Hello wise Kaseya users!
I have been spending the last couple of hours fine tuning our patch management system in an effort to 'try' and get it working more reliably. Great way to spend a Sunday!
One question I have, under the Check-In Control option there is a Bandwidth Throttle setting. I have set this to 9kByte/second for all our agents as per a nice post I found made by another Kaseya user, this seems to work quite OK.
Now I have all our agents set to pull patches from a cache source on our network. I was going to add to that the option to pull direct from the Internet if it cannot find the local server. But what I want to know, does the Bandwidth Throttle have any affect on the speed at which files are downloaded direct from the Internet?

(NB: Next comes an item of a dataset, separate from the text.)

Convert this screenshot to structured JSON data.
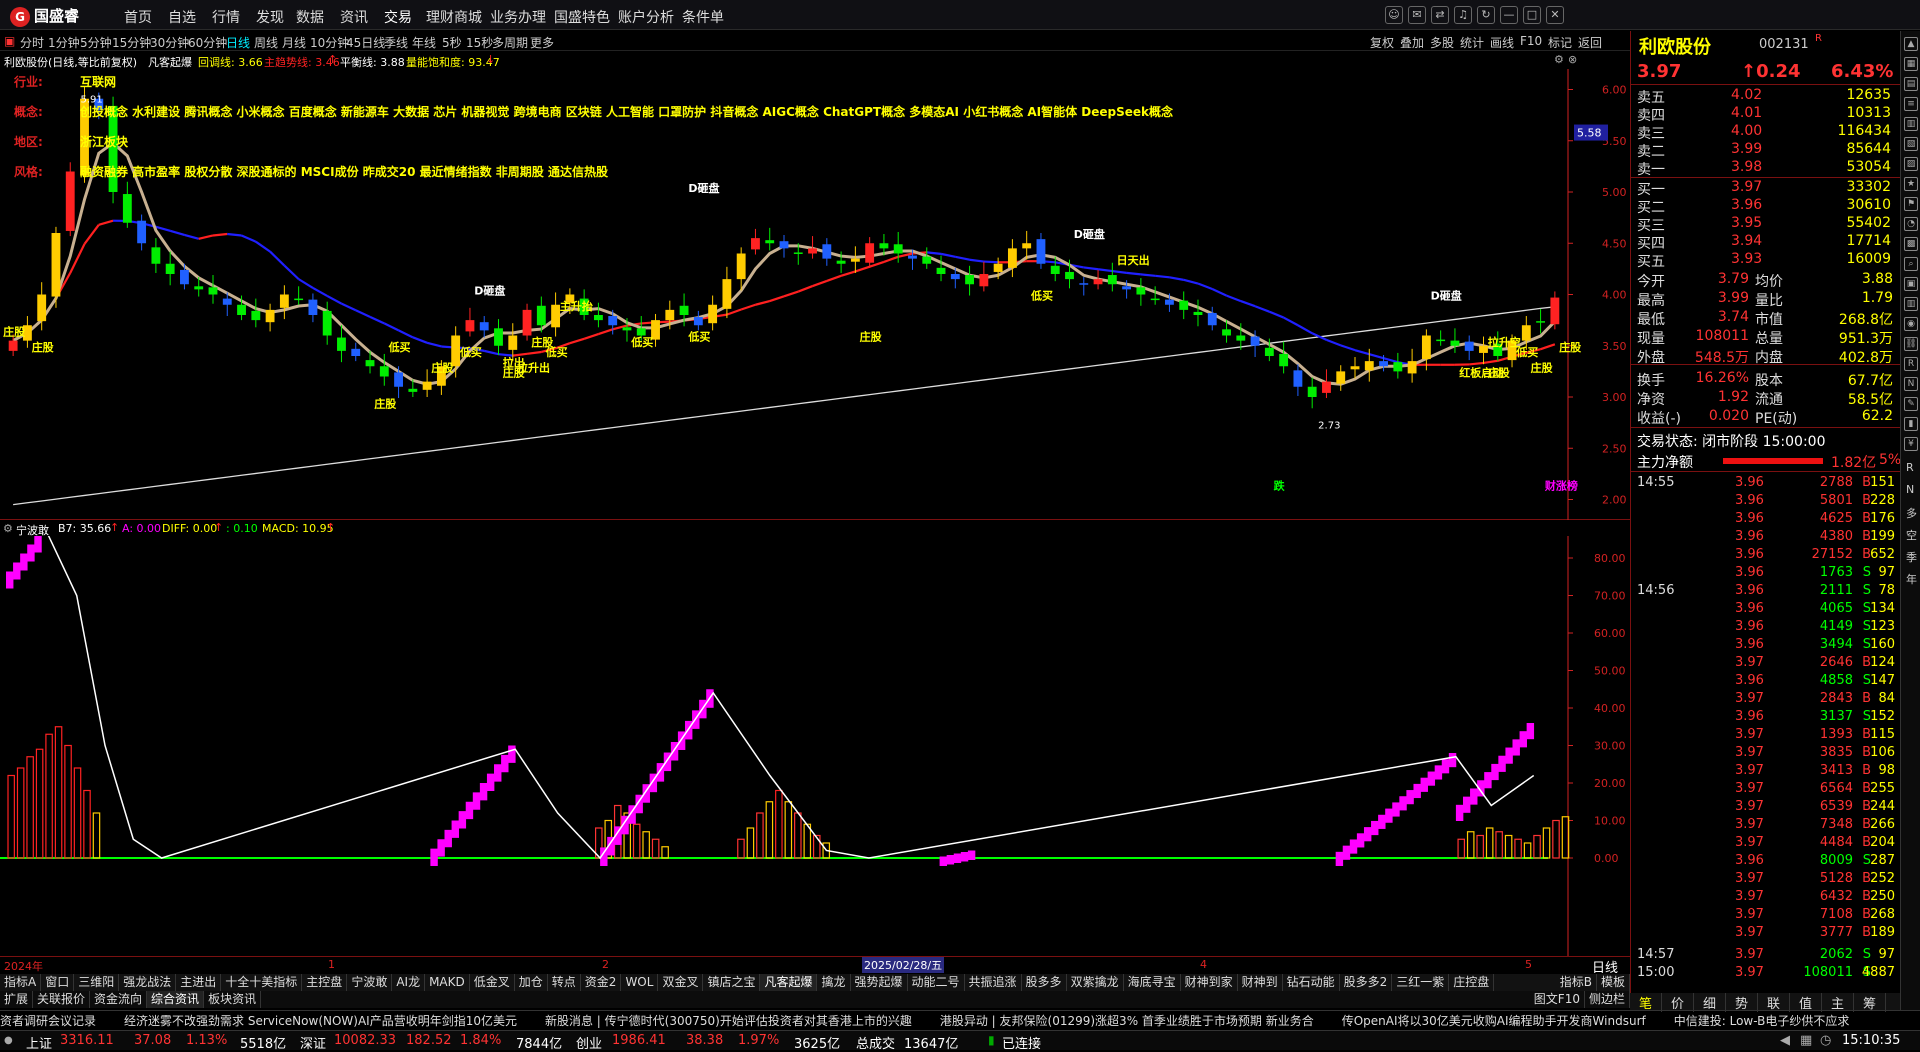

If a user is working from home I don't neccessarily want to overload their local Internet connection with patching of our machines, however I would still like them to get patched.
At this time, patching does not have an option to throttle under the circumstances you describe. Specifically, when you have the file source configured to download from the internet (whether that's directly or just as a result of the LAN share being unavailable), the patches will install using the Windows Update Agent (WUA.api). Kaseya leverages this .api for the installations, and Microsoft has not publicly exposed any portion of that .api to support throttling. To note, however, this install method is the same as if the user updated the patches on the local machine using Control Panel > Windows Updates. Often times, patches installed via WUA will be smaller than their downloadable counterparts because WUA is able to negotiate the download of only those components within the patch that are necessary for the particular endpoint. The distributable file, on the other hand, will contain all possible components, so the file size can be much larger. This is often noticeable with service packs, which can top 1GB when using the distributable patch but might be only a few hundred MB when installing via WUA.